▶ **Work item**
Determine the count of lines in the data below that include the word "screenshot", and give nothing besides it.

-------

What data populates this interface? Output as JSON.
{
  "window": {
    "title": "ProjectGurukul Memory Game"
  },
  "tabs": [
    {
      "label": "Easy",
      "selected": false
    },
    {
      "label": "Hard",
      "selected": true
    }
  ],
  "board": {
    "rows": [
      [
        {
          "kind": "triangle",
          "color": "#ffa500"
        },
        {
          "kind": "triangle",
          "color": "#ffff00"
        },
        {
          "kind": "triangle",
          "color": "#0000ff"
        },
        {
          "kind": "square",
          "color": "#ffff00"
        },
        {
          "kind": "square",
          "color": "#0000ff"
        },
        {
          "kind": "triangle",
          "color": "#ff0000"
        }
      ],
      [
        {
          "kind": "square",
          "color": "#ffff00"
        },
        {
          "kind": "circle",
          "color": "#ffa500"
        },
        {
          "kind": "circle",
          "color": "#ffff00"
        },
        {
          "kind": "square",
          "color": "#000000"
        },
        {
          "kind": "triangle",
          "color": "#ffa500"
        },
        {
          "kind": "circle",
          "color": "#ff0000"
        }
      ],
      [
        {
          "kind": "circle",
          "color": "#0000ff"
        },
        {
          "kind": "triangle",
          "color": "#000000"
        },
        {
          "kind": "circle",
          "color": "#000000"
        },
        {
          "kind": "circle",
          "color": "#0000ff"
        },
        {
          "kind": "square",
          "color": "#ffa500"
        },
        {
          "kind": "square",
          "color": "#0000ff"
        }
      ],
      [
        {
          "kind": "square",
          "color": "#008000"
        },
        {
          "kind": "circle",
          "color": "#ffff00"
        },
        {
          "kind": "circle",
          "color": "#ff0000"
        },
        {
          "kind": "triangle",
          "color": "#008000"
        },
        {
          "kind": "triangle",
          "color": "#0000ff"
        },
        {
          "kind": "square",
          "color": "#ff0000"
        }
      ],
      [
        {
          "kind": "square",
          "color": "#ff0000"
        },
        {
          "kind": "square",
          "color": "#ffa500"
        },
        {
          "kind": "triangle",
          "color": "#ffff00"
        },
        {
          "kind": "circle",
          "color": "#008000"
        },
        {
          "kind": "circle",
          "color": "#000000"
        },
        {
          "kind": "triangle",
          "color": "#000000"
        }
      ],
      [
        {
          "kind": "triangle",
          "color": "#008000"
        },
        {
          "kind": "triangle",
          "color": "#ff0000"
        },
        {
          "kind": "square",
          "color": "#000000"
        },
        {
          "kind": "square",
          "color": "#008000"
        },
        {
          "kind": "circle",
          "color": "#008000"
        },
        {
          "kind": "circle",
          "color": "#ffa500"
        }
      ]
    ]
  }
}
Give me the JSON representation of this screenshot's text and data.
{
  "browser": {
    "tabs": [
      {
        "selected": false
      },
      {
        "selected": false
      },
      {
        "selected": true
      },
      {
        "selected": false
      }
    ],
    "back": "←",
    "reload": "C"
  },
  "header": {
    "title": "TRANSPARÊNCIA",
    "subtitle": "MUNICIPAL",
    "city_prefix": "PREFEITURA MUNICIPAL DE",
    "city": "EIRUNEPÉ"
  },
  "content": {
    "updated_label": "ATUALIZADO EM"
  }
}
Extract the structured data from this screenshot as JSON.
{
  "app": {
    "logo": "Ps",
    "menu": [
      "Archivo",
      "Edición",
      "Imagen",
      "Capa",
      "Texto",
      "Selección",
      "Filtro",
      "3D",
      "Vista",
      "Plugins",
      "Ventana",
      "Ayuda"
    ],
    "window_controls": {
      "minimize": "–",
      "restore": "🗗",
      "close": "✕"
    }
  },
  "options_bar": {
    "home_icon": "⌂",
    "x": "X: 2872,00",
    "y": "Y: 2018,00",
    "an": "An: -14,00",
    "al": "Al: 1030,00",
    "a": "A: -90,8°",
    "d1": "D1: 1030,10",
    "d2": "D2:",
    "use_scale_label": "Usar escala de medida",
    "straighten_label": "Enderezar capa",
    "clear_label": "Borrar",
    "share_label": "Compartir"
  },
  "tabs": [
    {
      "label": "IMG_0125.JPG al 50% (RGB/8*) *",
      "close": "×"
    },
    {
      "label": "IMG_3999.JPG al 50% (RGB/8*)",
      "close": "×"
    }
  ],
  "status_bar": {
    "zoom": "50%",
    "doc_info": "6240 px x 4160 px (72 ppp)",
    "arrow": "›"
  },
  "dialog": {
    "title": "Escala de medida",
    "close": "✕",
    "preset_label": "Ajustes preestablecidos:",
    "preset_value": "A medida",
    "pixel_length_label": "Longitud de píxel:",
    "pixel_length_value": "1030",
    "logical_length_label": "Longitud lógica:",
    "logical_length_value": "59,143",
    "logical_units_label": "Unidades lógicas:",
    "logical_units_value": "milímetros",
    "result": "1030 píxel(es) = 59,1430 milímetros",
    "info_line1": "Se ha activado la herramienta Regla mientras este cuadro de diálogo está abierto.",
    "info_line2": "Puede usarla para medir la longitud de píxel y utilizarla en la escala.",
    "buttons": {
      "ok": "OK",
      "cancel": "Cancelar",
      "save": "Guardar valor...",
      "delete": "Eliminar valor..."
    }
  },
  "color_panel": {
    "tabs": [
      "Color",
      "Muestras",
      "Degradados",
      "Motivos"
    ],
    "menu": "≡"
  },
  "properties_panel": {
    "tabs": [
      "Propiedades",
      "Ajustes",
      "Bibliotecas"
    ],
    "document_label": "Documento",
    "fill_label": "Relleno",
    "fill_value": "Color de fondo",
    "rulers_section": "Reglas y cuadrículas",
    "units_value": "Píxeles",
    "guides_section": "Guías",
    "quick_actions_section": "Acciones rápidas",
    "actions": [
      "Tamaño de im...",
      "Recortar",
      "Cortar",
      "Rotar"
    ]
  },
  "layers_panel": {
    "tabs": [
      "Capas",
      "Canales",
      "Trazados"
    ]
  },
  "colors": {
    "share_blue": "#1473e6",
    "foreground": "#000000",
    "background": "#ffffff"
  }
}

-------

▶ **Result of the task**
2